What to produce: The reply must repeat each entry exactly and contain no pictures.

Exercise data:
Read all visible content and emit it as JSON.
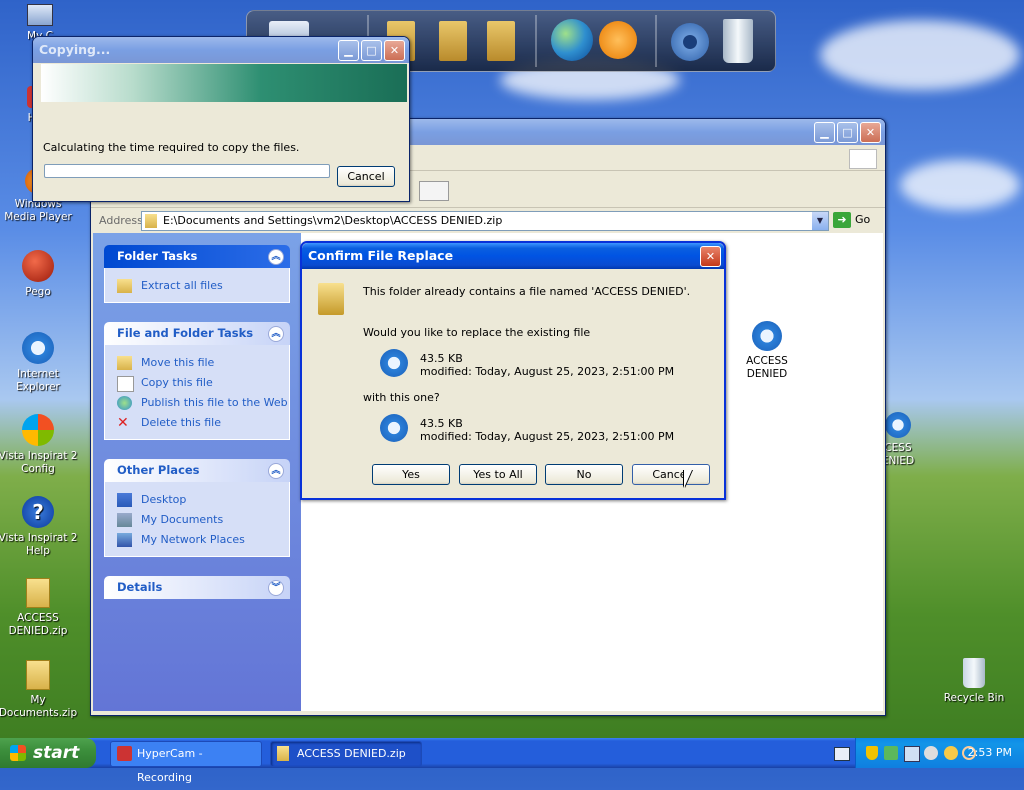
{
  "desktop": {
    "icons": [
      {
        "label": "My C"
      },
      {
        "label": "Hyp"
      },
      {
        "label": "Windows Media Player"
      },
      {
        "label": "Pego"
      },
      {
        "label": "Internet Explorer"
      },
      {
        "label": "Vista Inspirat 2 Config"
      },
      {
        "label": "Vista Inspirat 2 Help"
      },
      {
        "label": "ACCESS DENIED.zip"
      },
      {
        "label": "My Documents.zip"
      },
      {
        "label": "Recycle Bin"
      },
      {
        "label": "CESS ENIED"
      }
    ]
  },
  "copying_dialog": {
    "title": "Copying...",
    "status": "Calculating the time required to copy the files.",
    "progress": 0,
    "cancel_label": "Cancel"
  },
  "explorer": {
    "address_label": "Address",
    "address_value": "E:\\Documents and Settings\\vm2\\Desktop\\ACCESS DENIED.zip",
    "go_label": "Go",
    "folder_tasks": {
      "title": "Folder Tasks",
      "items": [
        "Extract all files"
      ]
    },
    "file_folder_tasks": {
      "title": "File and Folder Tasks",
      "items": [
        "Move this file",
        "Copy this file",
        "Publish this file to the Web",
        "Delete this file"
      ]
    },
    "other_places": {
      "title": "Other Places",
      "items": [
        "Desktop",
        "My Documents",
        "My Network Places"
      ]
    },
    "details": {
      "title": "Details"
    },
    "file_item": {
      "label": "ACCESS DENIED"
    }
  },
  "confirm_dialog": {
    "title": "Confirm File Replace",
    "message": "This folder already contains a file named 'ACCESS DENIED'.",
    "question": "Would you like to replace the existing file",
    "existing_size": "43.5 KB",
    "existing_modified": "modified: Today, August 25, 2023, 2:51:00 PM",
    "with_text": "with this one?",
    "new_size": "43.5 KB",
    "new_modified": "modified: Today, August 25, 2023, 2:51:00 PM",
    "buttons": {
      "yes": "Yes",
      "yes_all": "Yes to All",
      "no": "No",
      "cancel": "Cancel"
    }
  },
  "taskbar": {
    "start_label": "start",
    "tasks": [
      {
        "label": "HyperCam - Recording"
      },
      {
        "label": "ACCESS DENIED.zip"
      }
    ],
    "clock": "2:53 PM"
  },
  "colors": {
    "xp_blue": "#0054e3",
    "task_link": "#215dc6",
    "desktop_green": "#4f8f2a"
  }
}
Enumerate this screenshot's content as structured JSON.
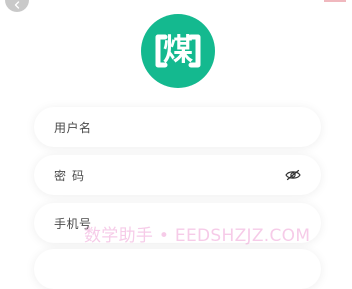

Completed exercise:
Read all visible content and emit it as JSON.
{
  "desktop": {
    "icons": [
      {
        "label": "My C"
      },
      {
        "label": "Hyp"
      },
      {
        "label": "Windows Media Player"
      },
      {
        "label": "Pego"
      },
      {
        "label": "Internet Explorer"
      },
      {
        "label": "Vista Inspirat 2 Config"
      },
      {
        "label": "Vista Inspirat 2 Help"
      },
      {
        "label": "ACCESS DENIED.zip"
      },
      {
        "label": "My Documents.zip"
      },
      {
        "label": "Recycle Bin"
      },
      {
        "label": "CESS ENIED"
      }
    ]
  },
  "copying_dialog": {
    "title": "Copying...",
    "status": "Calculating the time required to copy the files.",
    "progress": 0,
    "cancel_label": "Cancel"
  },
  "explorer": {
    "address_label": "Address",
    "address_value": "E:\\Documents and Settings\\vm2\\Desktop\\ACCESS DENIED.zip",
    "go_label": "Go",
    "folder_tasks": {
      "title": "Folder Tasks",
      "items": [
        "Extract all files"
      ]
    },
    "file_folder_tasks": {
      "title": "File and Folder Tasks",
      "items": [
        "Move this file",
        "Copy this file",
        "Publish this file to the Web",
        "Delete this file"
      ]
    },
    "other_places": {
      "title": "Other Places",
      "items": [
        "Desktop",
        "My Documents",
        "My Network Places"
      ]
    },
    "details": {
      "title": "Details"
    },
    "file_item": {
      "label": "ACCESS DENIED"
    }
  },
  "confirm_dialog": {
    "title": "Confirm File Replace",
    "message": "This folder already contains a file named 'ACCESS DENIED'.",
    "question": "Would you like to replace the existing file",
    "existing_size": "43.5 KB",
    "existing_modified": "modified: Today, August 25, 2023, 2:51:00 PM",
    "with_text": "with this one?",
    "new_size": "43.5 KB",
    "new_modified": "modified: Today, August 25, 2023, 2:51:00 PM",
    "buttons": {
      "yes": "Yes",
      "yes_all": "Yes to All",
      "no": "No",
      "cancel": "Cancel"
    }
  },
  "taskbar": {
    "start_label": "start",
    "tasks": [
      {
        "label": "HyperCam - Recording"
      },
      {
        "label": "ACCESS DENIED.zip"
      }
    ],
    "clock": "2:53 PM"
  },
  "colors": {
    "xp_blue": "#0054e3",
    "task_link": "#215dc6",
    "desktop_green": "#4f8f2a"
  }
}
Enumerate this screenshot's content as structured JSON.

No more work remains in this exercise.